John August hadn’t even reached his thirtieth birthday when he sold his rather audacious script for Go, a work originally planned as a short film, in the late nineties. The Colorado born former journalism major was one of the decades major, if unheralded, discoveries and while Go might still remain his most ingenious achievement his work since ranging from ultra-commercial pictures like Charlie’s Angels to particularly personal visions like Big Fish have all been marked by a keen intelligence and a invigorating originality. Go is an incredibly well written film, one that manages to be hip without condescending and funny without being juvenile.
The career of New York born Doug Liman has been one of the most unpredictable in recent memory. Wetting his feet in smart Indie comedies like Swingers , Liman has spent most of this decade making big budget action films like the tremendous Bourne Identity and the flawed but interesting Mr. and Mrs. Smith. Go is his greatest work though and his razor sharp direction of the film is a propulsive delight. Go breaks out of the gate at a gallop and it’s a breathtaking ride from its rave inspired opening credits to its sobering final moments on a chilly Los Angeles Christmas morning.
Attempting any sort of routine plot synopsis of Go would be a challenge at best.

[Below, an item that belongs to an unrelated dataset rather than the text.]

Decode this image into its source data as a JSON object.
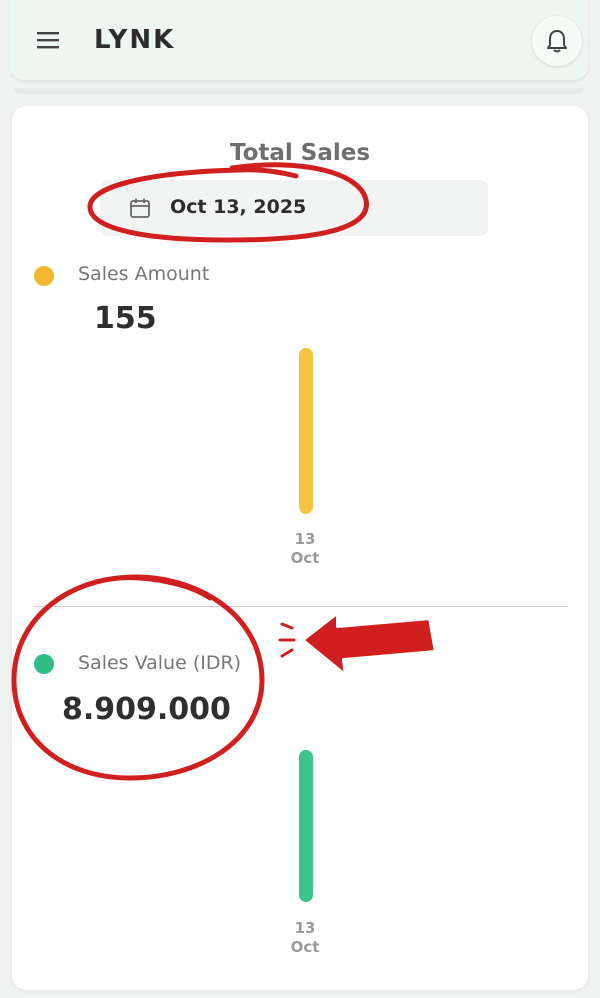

Like Pulp Fiction, a film it couldn’t escape lazy comparisons to back in 1999, it expertly follows several main characters throughout a handful of interconnecting storylines. Written and shot with an incredibly cool wit and managing a jaw-dropping unpredictability from the first sequence to the last, Go is one of the most brilliantly constructed films in recent memory. Multi-layered on every level, even the one-word title escapes no less than several definitions throughout the film’s running time.
While Liman's direction is extremely smart and solid, it is his cinematography that really separates Go from pretty much any American Indie film of the period. A joy to watch, Liman's terrific color-scheme manages a certain dingy euphoria throughout and he expertly balances the looks of the different locations into a cohesive whole. Liman really stretches the film's relatively small 6 million dollar budget, making Go look like a much more expensive film than it actually was.
For all of the greatness inherent in both Liman’s work and August’s screenplay, not to mention editor Stephen Mirrione’s skillful and inventive cutting, Go would have fallen flat on its clever face had it not been for its extraordinary ensemble cast. From the mysterious opening scene featuring a wonderfully sly and slightly mischievous Katie Holmes, who is really wonderful here, to the closing moments featuring a battered but victorious Sarah Polley, equally as good, Go is packed with unforgettable characters portrayed by a really gifted group of actors. The fact that anyone manages to outshine the tremendous Timothy Olyphant (why isn't this guy a huge star?), shows just how large the arsenal of young talent was in this period of American filmmaking.
Go’s position as a film very much of its period is an interesting one because despite all of its references, the hat tips to everything from The Breakfast Club to Alanis Morissette, Liman’s film still feels incredibly fresh and vital. If it is dated at all, it is more due to the fact that you would be hard pressed to find a film this original and brilliantly conceived in today’s theaters. In a decade marked by change and reinvention, Go was one of the ideal final films of the nineties and, for many of us who hold the promises of that decade close to heart, it remains an extremely noteworthy work and statement.
Doug Liman's follow-up to Swingers would not receive the same amount of attention that now iconic film had been given. Perhaps Go was a little too smart and layered for most movie-goers or perhaps they just mistook it for another teen comedy. Go did receive mostly enthusiastic reviews from American critics, with just a few holdouts, and its near 25 million take at the box-office was nothing for parent company Columbia to hang their corporate heads about. Still, Go didn't catch fire like it should have and it remains somewhat of a buried treasure begging for rediscovery. The DVD contains a terrific commentary track, a short featurette and a whopping 14 deleted scenes.
As we are nearing the end of this decade, I'm finding myself breathing a major sigh of relief. I'm also feeling more and more nostalgic for our pre-download, always plugged-in, existence. The one thing everyone in Go has in common is that they are very much alive. They are splintered, fractured and more than a little fucked up but they are ALIVE. Our zombiefied nation of people who now experience everything on a screen designed for their palm might experience a personal and spiritual revolution with an introduction to Doug Liman's invigorating film. I feel a real personal connection to Go and its (if you can't open the window then put a brick through it) characters. While the title of the film has a lot of different connotations, I will take it as a call to arms in this upcoming decade to shift from park to drive and fucking GO.
***For a more detailed look at the history of, and critical reaction to Go, I recommend Joe Valdez's great look at the film at This Distracted Globe.***